On another note, National Review’s Ed Whelan believes that there’s something inappropriate about Ginsburg’s comments:
How can Ginsburg possibly think that it’s proper judicial conduct for her to speak out on this issue while the marriage case is pending before the Court? If she had any sense of her duty to maintain both the appearance and the reality of impartiality, she would recognize that she is now obligated to recuse herself from the case. But of course she won’t.
Whelan, obviously, is opposed to the legal arguments in favor of same-sex marriage so it isn’t surprising that he’d be critical of Ginsburg’s comments here, but his comments here strike me as being way off base. Justice Ginsburg’s comments don’t address the merits of the same-sex marriage cases before the Court, nor do they address the merits of the legal arguments for or against same-sex marriage generally. She was asked specifically whether she believed that the American public was “ready” for a Supreme Court decision that legalized same-sex marriage, a question that is obviously addressed to comments she’s made in the past about the Court’s 1972 decision in Roe v. Wade and her belief that, in retrospect, the Court may have gone too far in that case because the public wasn’t ready culturally. In that context, there’s nothing at all inappropriate about what she said here and the suggestion that she should recuse herself is, quite frankly, absurd.
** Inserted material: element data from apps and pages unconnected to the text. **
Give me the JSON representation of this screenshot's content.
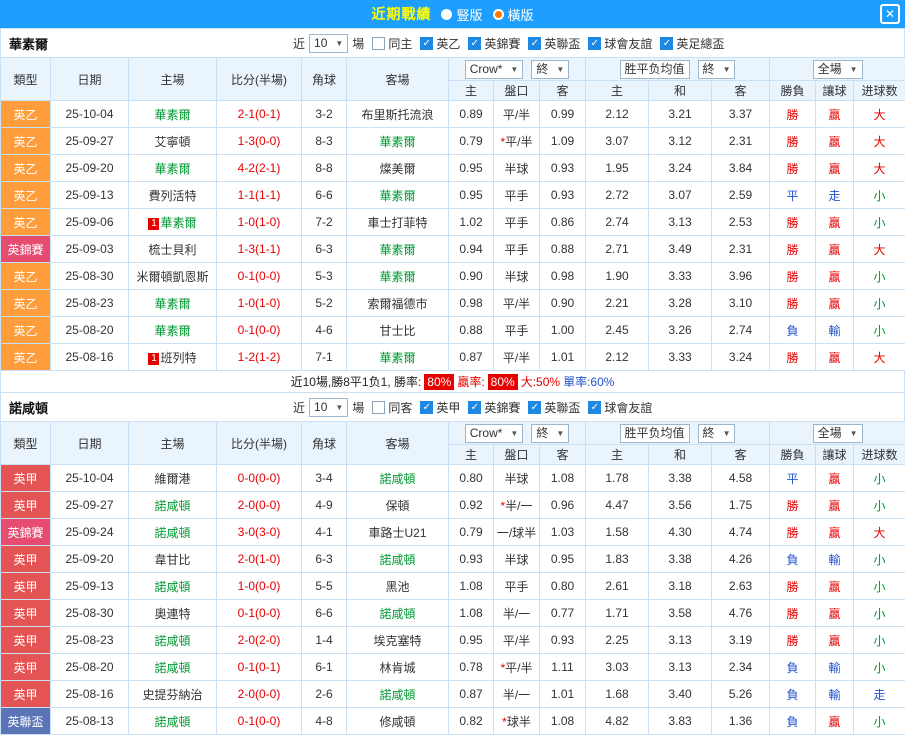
{
  "titlebar": {
    "title": "近期戰績",
    "layout_options": [
      {
        "label": "豎版",
        "selected": false
      },
      {
        "label": "橫版",
        "selected": true
      }
    ],
    "close_icon": "✕"
  },
  "colors": {
    "titlebar_bg": "#1e9fff",
    "title_yellow": "#ffff00",
    "radio_orange": "#ff7a00",
    "header_bg": "#e9f4fd",
    "border": "#c9e0f5",
    "checkbox_blue": "#1e88e5",
    "red": "#e60000",
    "blue": "#2353cc",
    "green": "#009933",
    "focus_team_green": "#009933",
    "score_red": "#e60000",
    "league": {
      "英乙": "#ff9d3d",
      "英甲": "#e45454",
      "英錦賽": "#e64c70",
      "英聯盃": "#5b74b8"
    }
  },
  "table_header": {
    "cols": [
      "類型",
      "日期",
      "主場",
      "比分(半場)",
      "角球",
      "客場"
    ],
    "odds_select": "Crow*",
    "odds_final": "終",
    "odds_sub": [
      "主",
      "盤口",
      "客"
    ],
    "avg_label": "胜平负均值",
    "avg_final": "終",
    "avg_sub": [
      "主",
      "和",
      "客"
    ],
    "scope_select": "全場",
    "result_sub": [
      "勝負",
      "讓球",
      "进球数"
    ]
  },
  "sections": [
    {
      "team": "華素爾",
      "filter": {
        "near_label": "近",
        "count": "10",
        "matches_label": "場",
        "checkboxes": [
          {
            "label": "同主",
            "checked": false
          },
          {
            "label": "英乙",
            "checked": true
          },
          {
            "label": "英錦賽",
            "checked": true
          },
          {
            "label": "英聯盃",
            "checked": true
          },
          {
            "label": "球會友誼",
            "checked": true
          },
          {
            "label": "英足總盃",
            "checked": true
          }
        ]
      },
      "rows": [
        {
          "lg": "英乙",
          "date": "25-10-04",
          "home": "華素爾",
          "hG": true,
          "score": "2-1(0-1)",
          "cor": "3-2",
          "away": "布里斯托流浪",
          "aG": false,
          "o1": "0.89",
          "hc": "平/半",
          "star": false,
          "o2": "0.99",
          "a1": "2.12",
          "a2": "3.21",
          "a3": "3.37",
          "r1": [
            "勝",
            "r"
          ],
          "r2": [
            "贏",
            "r"
          ],
          "r3": [
            "大",
            "r"
          ]
        },
        {
          "lg": "英乙",
          "date": "25-09-27",
          "home": "艾寧頓",
          "hG": false,
          "score": "1-3(0-0)",
          "cor": "8-3",
          "away": "華素爾",
          "aG": true,
          "o1": "0.79",
          "hc": "平/半",
          "star": true,
          "o2": "1.09",
          "a1": "3.07",
          "a2": "3.12",
          "a3": "2.31",
          "r1": [
            "勝",
            "r"
          ],
          "r2": [
            "贏",
            "r"
          ],
          "r3": [
            "大",
            "r"
          ]
        },
        {
          "lg": "英乙",
          "date": "25-09-20",
          "home": "華素爾",
          "hG": true,
          "score": "4-2(2-1)",
          "cor": "8-8",
          "away": "燦美爾",
          "aG": false,
          "o1": "0.95",
          "hc": "半球",
          "star": false,
          "o2": "0.93",
          "a1": "1.95",
          "a2": "3.24",
          "a3": "3.84",
          "r1": [
            "勝",
            "r"
          ],
          "r2": [
            "贏",
            "r"
          ],
          "r3": [
            "大",
            "r"
          ]
        },
        {
          "lg": "英乙",
          "date": "25-09-13",
          "home": "費列活特",
          "hG": false,
          "score": "1-1(1-1)",
          "cor": "6-6",
          "away": "華素爾",
          "aG": true,
          "o1": "0.95",
          "hc": "平手",
          "star": false,
          "o2": "0.93",
          "a1": "2.72",
          "a2": "3.07",
          "a3": "2.59",
          "r1": [
            "平",
            "b"
          ],
          "r2": [
            "走",
            "b"
          ],
          "r3": [
            "小",
            "g"
          ]
        },
        {
          "lg": "英乙",
          "date": "25-09-06",
          "home": "華素爾",
          "hG": true,
          "hB": "1",
          "score": "1-0(1-0)",
          "cor": "7-2",
          "away": "車士打菲特",
          "aG": false,
          "o1": "1.02",
          "hc": "平手",
          "star": false,
          "o2": "0.86",
          "a1": "2.74",
          "a2": "3.13",
          "a3": "2.53",
          "r1": [
            "勝",
            "r"
          ],
          "r2": [
            "贏",
            "r"
          ],
          "r3": [
            "小",
            "g"
          ]
        },
        {
          "lg": "英錦賽",
          "date": "25-09-03",
          "home": "梳士貝利",
          "hG": false,
          "score": "1-3(1-1)",
          "cor": "6-3",
          "away": "華素爾",
          "aG": true,
          "o1": "0.94",
          "hc": "平手",
          "star": false,
          "o2": "0.88",
          "a1": "2.71",
          "a2": "3.49",
          "a3": "2.31",
          "r1": [
            "勝",
            "r"
          ],
          "r2": [
            "贏",
            "r"
          ],
          "r3": [
            "大",
            "r"
          ]
        },
        {
          "lg": "英乙",
          "date": "25-08-30",
          "home": "米爾頓凱恩斯",
          "hG": false,
          "score": "0-1(0-0)",
          "cor": "5-3",
          "away": "華素爾",
          "aG": true,
          "o1": "0.90",
          "hc": "半球",
          "star": false,
          "o2": "0.98",
          "a1": "1.90",
          "a2": "3.33",
          "a3": "3.96",
          "r1": [
            "勝",
            "r"
          ],
          "r2": [
            "贏",
            "r"
          ],
          "r3": [
            "小",
            "g"
          ]
        },
        {
          "lg": "英乙",
          "date": "25-08-23",
          "home": "華素爾",
          "hG": true,
          "score": "1-0(1-0)",
          "cor": "5-2",
          "away": "索爾福德市",
          "aG": false,
          "o1": "0.98",
          "hc": "平/半",
          "star": false,
          "o2": "0.90",
          "a1": "2.21",
          "a2": "3.28",
          "a3": "3.10",
          "r1": [
            "勝",
            "r"
          ],
          "r2": [
            "贏",
            "r"
          ],
          "r3": [
            "小",
            "g"
          ]
        },
        {
          "lg": "英乙",
          "date": "25-08-20",
          "home": "華素爾",
          "hG": true,
          "score": "0-1(0-0)",
          "cor": "4-6",
          "away": "甘士比",
          "aG": false,
          "o1": "0.88",
          "hc": "平手",
          "star": false,
          "o2": "1.00",
          "a1": "2.45",
          "a2": "3.26",
          "a3": "2.74",
          "r1": [
            "負",
            "b"
          ],
          "r2": [
            "輸",
            "b"
          ],
          "r3": [
            "小",
            "g"
          ]
        },
        {
          "lg": "英乙",
          "date": "25-08-16",
          "home": "班列特",
          "hG": false,
          "hB": "1",
          "score": "1-2(1-2)",
          "cor": "7-1",
          "away": "華素爾",
          "aG": true,
          "o1": "0.87",
          "hc": "平/半",
          "star": false,
          "o2": "1.01",
          "a1": "2.12",
          "a2": "3.33",
          "a3": "3.24",
          "r1": [
            "勝",
            "r"
          ],
          "r2": [
            "贏",
            "r"
          ],
          "r3": [
            "大",
            "r"
          ]
        }
      ],
      "summary": {
        "segments": [
          {
            "style": "dark",
            "text": "近10場,勝8平1负1, 勝率:"
          },
          {
            "style": "badge",
            "text": "80%"
          },
          {
            "style": "red",
            "text": "贏率:"
          },
          {
            "style": "badge",
            "text": "80%"
          },
          {
            "style": "red",
            "text": "大:50%"
          },
          {
            "style": "blue",
            "text": "單率:60%"
          }
        ]
      }
    },
    {
      "team": "諾咸頓",
      "filter": {
        "near_label": "近",
        "count": "10",
        "matches_label": "場",
        "checkboxes": [
          {
            "label": "同客",
            "checked": false
          },
          {
            "label": "英甲",
            "checked": true
          },
          {
            "label": "英錦賽",
            "checked": true
          },
          {
            "label": "英聯盃",
            "checked": true
          },
          {
            "label": "球會友誼",
            "checked": true
          }
        ]
      },
      "rows": [
        {
          "lg": "英甲",
          "date": "25-10-04",
          "home": "維爾港",
          "hG": false,
          "score": "0-0(0-0)",
          "cor": "3-4",
          "away": "諾咸頓",
          "aG": true,
          "o1": "0.80",
          "hc": "半球",
          "star": false,
          "o2": "1.08",
          "a1": "1.78",
          "a2": "3.38",
          "a3": "4.58",
          "r1": [
            "平",
            "b"
          ],
          "r2": [
            "贏",
            "r"
          ],
          "r3": [
            "小",
            "g"
          ]
        },
        {
          "lg": "英甲",
          "date": "25-09-27",
          "home": "諾咸頓",
          "hG": true,
          "score": "2-0(0-0)",
          "cor": "4-9",
          "away": "保頓",
          "aG": false,
          "o1": "0.92",
          "hc": "半/一",
          "star": true,
          "o2": "0.96",
          "a1": "4.47",
          "a2": "3.56",
          "a3": "1.75",
          "r1": [
            "勝",
            "r"
          ],
          "r2": [
            "贏",
            "r"
          ],
          "r3": [
            "小",
            "g"
          ]
        },
        {
          "lg": "英錦賽",
          "date": "25-09-24",
          "home": "諾咸頓",
          "hG": true,
          "score": "3-0(3-0)",
          "cor": "4-1",
          "away": "車路士U21",
          "aG": false,
          "o1": "0.79",
          "hc": "一/球半",
          "star": false,
          "o2": "1.03",
          "a1": "1.58",
          "a2": "4.30",
          "a3": "4.74",
          "r1": [
            "勝",
            "r"
          ],
          "r2": [
            "贏",
            "r"
          ],
          "r3": [
            "大",
            "r"
          ]
        },
        {
          "lg": "英甲",
          "date": "25-09-20",
          "home": "韋甘比",
          "hG": false,
          "score": "2-0(1-0)",
          "cor": "6-3",
          "away": "諾咸頓",
          "aG": true,
          "o1": "0.93",
          "hc": "半球",
          "star": false,
          "o2": "0.95",
          "a1": "1.83",
          "a2": "3.38",
          "a3": "4.26",
          "r1": [
            "負",
            "b"
          ],
          "r2": [
            "輸",
            "b"
          ],
          "r3": [
            "小",
            "g"
          ]
        },
        {
          "lg": "英甲",
          "date": "25-09-13",
          "home": "諾咸頓",
          "hG": true,
          "score": "1-0(0-0)",
          "cor": "5-5",
          "away": "黑池",
          "aG": false,
          "o1": "1.08",
          "hc": "平手",
          "star": false,
          "o2": "0.80",
          "a1": "2.61",
          "a2": "3.18",
          "a3": "2.63",
          "r1": [
            "勝",
            "r"
          ],
          "r2": [
            "贏",
            "r"
          ],
          "r3": [
            "小",
            "g"
          ]
        },
        {
          "lg": "英甲",
          "date": "25-08-30",
          "home": "奧連特",
          "hG": false,
          "score": "0-1(0-0)",
          "cor": "6-6",
          "away": "諾咸頓",
          "aG": true,
          "o1": "1.08",
          "hc": "半/一",
          "star": false,
          "o2": "0.77",
          "a1": "1.71",
          "a2": "3.58",
          "a3": "4.76",
          "r1": [
            "勝",
            "r"
          ],
          "r2": [
            "贏",
            "r"
          ],
          "r3": [
            "小",
            "g"
          ]
        },
        {
          "lg": "英甲",
          "date": "25-08-23",
          "home": "諾咸頓",
          "hG": true,
          "score": "2-0(2-0)",
          "cor": "1-4",
          "away": "埃克塞特",
          "aG": false,
          "o1": "0.95",
          "hc": "平/半",
          "star": false,
          "o2": "0.93",
          "a1": "2.25",
          "a2": "3.13",
          "a3": "3.19",
          "r1": [
            "勝",
            "r"
          ],
          "r2": [
            "贏",
            "r"
          ],
          "r3": [
            "小",
            "g"
          ]
        },
        {
          "lg": "英甲",
          "date": "25-08-20",
          "home": "諾咸頓",
          "hG": true,
          "score": "0-1(0-1)",
          "cor": "6-1",
          "away": "林肯城",
          "aG": false,
          "o1": "0.78",
          "hc": "平/半",
          "star": true,
          "o2": "1.11",
          "a1": "3.03",
          "a2": "3.13",
          "a3": "2.34",
          "r1": [
            "負",
            "b"
          ],
          "r2": [
            "輸",
            "b"
          ],
          "r3": [
            "小",
            "g"
          ]
        },
        {
          "lg": "英甲",
          "date": "25-08-16",
          "home": "史提芬納治",
          "hG": false,
          "score": "2-0(0-0)",
          "cor": "2-6",
          "away": "諾咸頓",
          "aG": true,
          "o1": "0.87",
          "hc": "半/一",
          "star": false,
          "o2": "1.01",
          "a1": "1.68",
          "a2": "3.40",
          "a3": "5.26",
          "r1": [
            "負",
            "b"
          ],
          "r2": [
            "輸",
            "b"
          ],
          "r3": [
            "走",
            "b"
          ]
        },
        {
          "lg": "英聯盃",
          "date": "25-08-13",
          "home": "諾咸頓",
          "hG": true,
          "score": "0-1(0-0)",
          "cor": "4-8",
          "away": "修咸頓",
          "aG": false,
          "o1": "0.82",
          "hc": "球半",
          "star": true,
          "o2": "1.08",
          "a1": "4.82",
          "a2": "3.83",
          "a3": "1.36",
          "r1": [
            "負",
            "b"
          ],
          "r2": [
            "贏",
            "r"
          ],
          "r3": [
            "小",
            "g"
          ]
        }
      ]
    }
  ]
}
Finally, I suppose that one can take Justice Ginsburg’s comments as yet another indication of where the Court is likely to go on this issue, but in that case it would be only the latest in a number of signals we’ve gotten from the Justices that seems to indicate that there is at least a nominal majority of Justices who are prepared to issue a decision striking down the remaining state law bans on same-sex marriage. It’s always possible, of course, that things could turn out far differently and the Court could uphold such bans, but at this point that would be the most surprising outcome from this case.